A US Foods Inc. executive said in federal court Monday that his company would walk away from its planned merger with rival Sysco Corp. if the presiding judge issues an injunction to preliminarily block the deal.
David Schreibman, an executive vice president for strategy at US Foods, told U.S. District Judge Amit Mehta his company isn’t willing to endure additional lengthy periods of uncertainty about its business while engaging in a protracted legal fight with U.S. antitrust enforcers.
The Federal Trade Commission, which spent more than a year reviewing Sysco’s proposed acquisition of US Foods, sued the companies in February. The commission wants Judge Mehta to block the deal preliminarily while it holds a longer in-house administrative beginning in July.
“We will terminate if this court enjoins the transaction,” Mr. Schreibman said.
Monday’s court proceedings saw testimony from top executives at both companies attempting to rebut the FTC’s case against the deal, which would combine the nation’s top two food distributors.
The companies provide ingredients, paper goods and a range of other products to restaurants and other institutions that serve food.
Sysco Corp. CEO Bill DeLaney disputed government claims his company could target customers for price increases if it is allowed to acquire US Foods.
“It would be a very stupid thing to contemplate,” Mr. DeLaney told Judge Mehta.
Thousands of food distributors compete for business from restaurants and other customers, and that competition has grown more acute since the financial crisis while industry growth has flattened, Mr. DeLaney said.
Mr. DeLaney said the company’s acquisition of US Foods would help it cut costs by hundreds of millions of dollars, including through increased purchasing power with food manufacturers. Reducing costs was a top priority for Sysco and the deal would allow it to compete more effectively, he said.
He said that if a combined Sysco-US Foods sought to raise prices after a merger, the company would feel the pain from customers, who would take their business to other distributors eager for more clients.
Mr. DeLaney’s testimony lasted about two hours and came at the beginning of the second week of court proceedings. The FTC presented its case to the judge last week, arguing the merger would combine the only two distribution companies that are national in scope and can offer a broad line of products to customers.
The commission said the transaction would leave both large national customers and small food-service players in many local markets vulnerable to higher prices and reduced service.
Mr. DeLaney said large restaurant chains, hospitality companies and group purchasing organizations are powerful buyers that negotiate product prices directly with food manufacturers, not Sysco. Those large customers also have leverage against Sysco, he said.
After the merger, both national and local food businesses would still have plenty of distribution choices, Mr. DeLaney said.
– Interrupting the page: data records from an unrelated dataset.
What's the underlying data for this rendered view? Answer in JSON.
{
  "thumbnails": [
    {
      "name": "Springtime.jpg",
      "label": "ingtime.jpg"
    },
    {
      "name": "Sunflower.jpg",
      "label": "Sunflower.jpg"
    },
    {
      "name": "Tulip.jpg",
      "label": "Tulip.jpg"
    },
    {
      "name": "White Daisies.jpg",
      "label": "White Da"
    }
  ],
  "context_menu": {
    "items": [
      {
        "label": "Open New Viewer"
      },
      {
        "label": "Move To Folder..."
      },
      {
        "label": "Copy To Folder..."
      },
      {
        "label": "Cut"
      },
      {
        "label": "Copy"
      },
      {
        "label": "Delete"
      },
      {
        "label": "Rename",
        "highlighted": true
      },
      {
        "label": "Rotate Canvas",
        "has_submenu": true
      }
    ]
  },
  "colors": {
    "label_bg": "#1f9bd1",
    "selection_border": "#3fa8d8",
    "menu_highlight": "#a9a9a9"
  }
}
He also said plans by Sysco and US Foods to divest 11 distribution centers to the industry’s next-largest company, Performance Food Group Inc., would position that firm to be a strong national competitor.
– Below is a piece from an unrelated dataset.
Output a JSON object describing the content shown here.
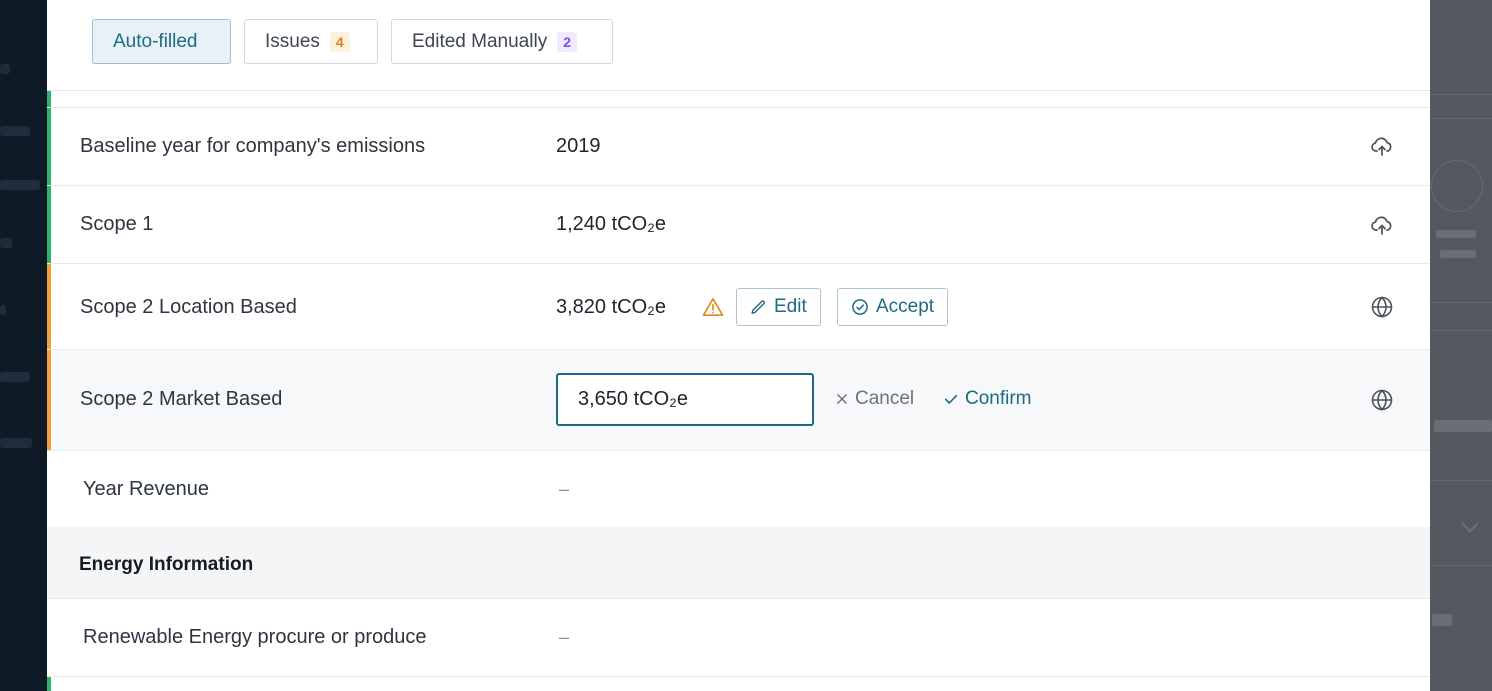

Mr. Schreibman said food distributors are facing competition from cash-and-carry businesses like Restaurant Depot, where local businesses can go and buy the goods they need at a cost advantage.
On cross-examination, the FTC suggested Mr. Schreibman couldn’t point to examples where US Foods had lowered its prices in bidding for business in response to cash-and-carry competition.
FTC lawyers also said both Sysco and US Foods could make significant progress on cutting costs without the merger.
Testimony in the case is expected to continue through Wednesday.
By Brent Kendall